The African Union expressed “deep shock and concern” at his remarks, while governments in sub-Saharan Africa scrambled to bring home hundreds of frightened nationals who flocked to their embassies for help.
A group of 135 Malian nationals arrived in Bamako late Saturday, an AFP journalist reported.
They were welcomed by Defence Minister Sadio Camara and the minister for Malians living abroad Alhamdou Ag Ilyene, who explained that Mali’s government had chartered their plane.
The minister said 97 men, 25 women and 13 children had been on board.
In Abidjan, a flight carrying 145 passengers also landed late on Saturday. They were welcomed by Prime Minister Patrick Achi and several ministers, an AFP journalist said.
They were taken to a reception centre, where they will spend three days receiving medical and psychological care before being reunited with their families.
Early this morning, an AFP photographer saw the Malian group leave their embassy in Tunis, boarding buses to the airport where a chartered plane awaited.
“The Tunisians don’t like us, so we are forced to leave,” Bagresou Sego told AFP before boarding the bus.
Adrahmen Dombia, who arrived in Tunisia four years ago, said he had to stop his university studies mid-year. “I’m going back because I’m not safe.”
Another Malian migrant, Baril, said he had a permit to stay in Tunisia but joined the repatriation flight anyway.
“We ask President Kais Saied with great respect to consider our other brothers and treat them well,” he told AFP.
A first group of 50 Guineans was flown home on Wednesday.
According to official figures, there are around 21,000 undocumented migrants from other parts of Africa in Tunisia, a country of around 12 million people.
Critics accuse Saied, who has seized almost total power since July 2021, of seeking to install a new dictatorship in the country, which is grappling with inflation and shortages of essential goods.
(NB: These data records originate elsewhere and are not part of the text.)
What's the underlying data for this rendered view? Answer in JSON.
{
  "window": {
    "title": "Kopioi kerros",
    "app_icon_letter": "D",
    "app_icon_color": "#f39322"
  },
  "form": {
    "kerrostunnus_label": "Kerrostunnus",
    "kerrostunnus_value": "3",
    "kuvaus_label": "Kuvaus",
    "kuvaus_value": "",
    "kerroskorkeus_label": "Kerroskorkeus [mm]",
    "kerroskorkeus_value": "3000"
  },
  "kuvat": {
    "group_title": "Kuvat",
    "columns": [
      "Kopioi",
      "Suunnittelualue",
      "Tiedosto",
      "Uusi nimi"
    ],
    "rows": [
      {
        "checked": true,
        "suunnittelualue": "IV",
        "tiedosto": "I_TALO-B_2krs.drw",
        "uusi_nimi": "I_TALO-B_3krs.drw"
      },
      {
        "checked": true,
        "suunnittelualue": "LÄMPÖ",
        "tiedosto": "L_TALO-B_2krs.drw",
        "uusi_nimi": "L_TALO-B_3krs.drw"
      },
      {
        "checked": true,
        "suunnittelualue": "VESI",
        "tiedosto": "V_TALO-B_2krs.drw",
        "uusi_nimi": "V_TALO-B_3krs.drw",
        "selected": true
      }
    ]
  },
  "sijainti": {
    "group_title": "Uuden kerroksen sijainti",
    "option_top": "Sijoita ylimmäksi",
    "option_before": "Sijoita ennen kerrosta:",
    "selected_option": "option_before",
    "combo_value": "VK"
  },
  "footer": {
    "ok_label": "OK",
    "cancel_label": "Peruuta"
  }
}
Since Saied gave his speech on February 21, rights groups have reported a spike in vigilante violence, including the stabbings of African migrants.
Jean Badel Gnabli, head of an association of Ivorian migrants in Tunisia, told AFP from the airport that the group leaving on Saturday had “spent the night in hotels”.
The whole community was living in fear, he said earlier. “They feel like they’ve been handed over to mob justice.”
Ambassador Savane said 1,100 Ivorians out of around 7,000 in Tunisia had applied to be repatriated.
Michael Elie Bio Vamet, head of an Ivorian student association, said 30 students had signed up for the repatriation flight despite having permits to stay.
“They don’t feel comfortable,” he told AFP by phone. “Some of them were victims of racist acts. Some are at the end of their studies, but others discontinued.
“There are attacks almost every day, threats, they are even being kicked out by landlords or physically attacked,” he added.
Many African migrants in Tunisia lost their jobs and homes overnight.
Dozens were arrested after identity checks, and some are still being detained.
Migrants whose countries have embassies in Tunisia rushed to them for help.
The embassies of Ivory Coast and Mali provided emergency accommodation this week for dozens of their citizens evicted from their homes, including young children.
Citizens of other African countries whose countries have no diplomatic representation in Tunisia set up makeshift camps outside the Tunis offices of the International Organization for Migration.
Among those heading home are dozens of fee-paying or scholarship students who were enrolled in Tunisian universities and in the country legally.